Indonesia


Ageing Indonesia: wiser or just grumpier?

Indonesia turns 71 today. Like many septuagenarians, the country appears to be growing more grumpy and intolerant as it ages. This week, the Economist picks up on an apparently rising tide of homophobia in Indonesia. Importantly, the paper also picked up on the fact that the grumpiness is partly motivated by politics: “Politics, as much as religious conviction, plays its part,” The Economist reports. “Many politicians sense they may win more votes by presenting themselves as pious Muslims than by…


Castration: another knee-jerk ‘solution’ from Jokowi

Indonesia’s president had rushed out a knee-jerk response to the gang rape of a 14 year-old girl: chemical castration and even death for perpetrators. But what’s needed is more thoughtful structural reforms that might reduce violence while protecting and helping victims.





Less touring, more studying would serve Indonesian politicians well

Trying to cut words from a headline? Replace “study tour” with “junket”. Most Indonesians think of study tours, or “studi banding” as a politician’s way of going on an overseas holiday at the taxpayers’ expense. There are exceptions, of course. Over a decade ago, I took the then vice-governor of Papua province, Konstan Karma, to Uganda to see what a generalised HIV epidemic looked like. One morning, we visited a clinic at a university hospital in Kampala. It was overflowing…

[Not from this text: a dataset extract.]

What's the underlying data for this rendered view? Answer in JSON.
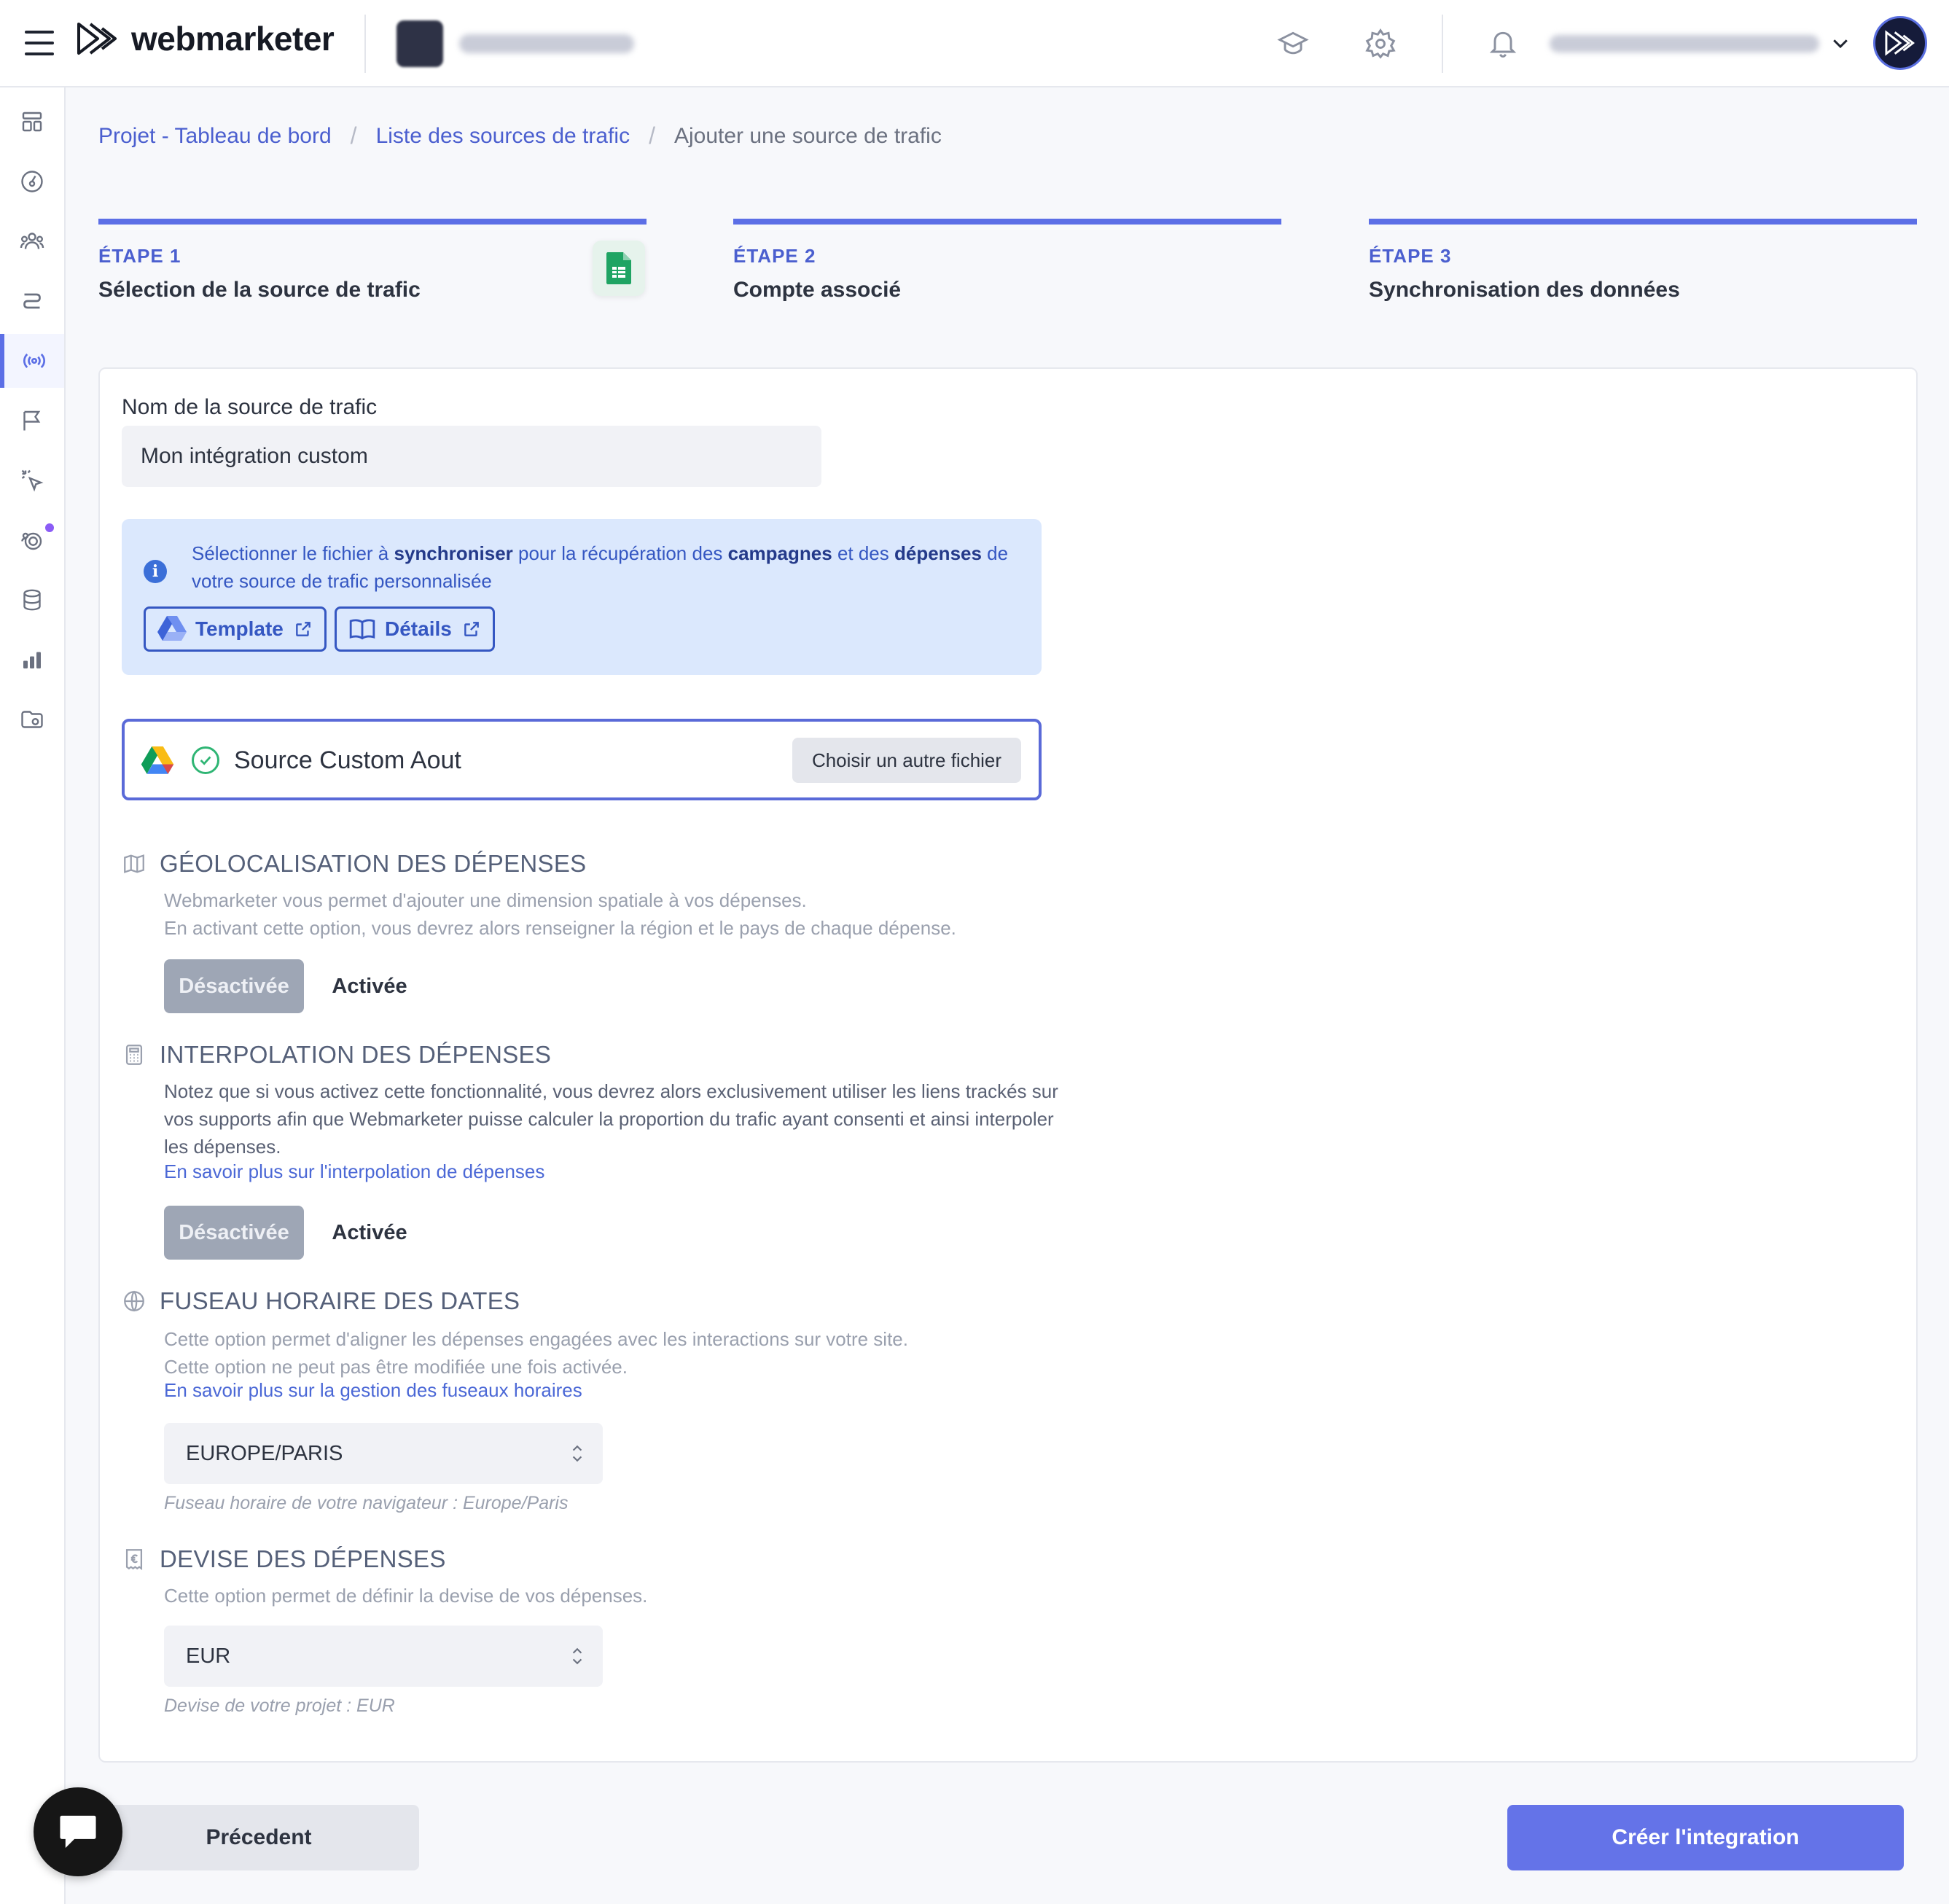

Indonesia is 70: Many happy Etc.s

Seventy years ago today, Sukarno and Mohmmad Hatta were frog-marched to a radio station by students hungry for independence. There, they declared the formation of the republic of Indonesia. Both the text and its original presentation in Sukarno’s handwriting (pictured above, rescued from the waste-paper basket) tell us much about the country.


My dynasty’s bigger than your dynasty: Indonesia beats the US at patronage politics

Earlier this year, Indonesia’s national parliament passed a law that tried to curb dynastic succession in politics. This was frankly a little surprising. The chairwoman of the largest party in parliament, Megawati Sukarnoputri, is the daughter of Indonesia’s first president. Though she never did manage to get elected herself, Megawati did spend some time in the top job after her boss President ‘Gus Dur’ was impeached. After a bit of political arm-twisting, her own daughter now sits in the cabinet….


Too much testosterone: can women save Indonesia?

Indonesian President Joko Widodo has appointed an all-female panel to select the next anti-corruption commissioners. While some think this is a sign that women are gaining political power in Indonesia. I argue that the panel will probably do a good job precisely because women are generally marginalised, and therefore less likely to be woven into networks of patronage and corruption.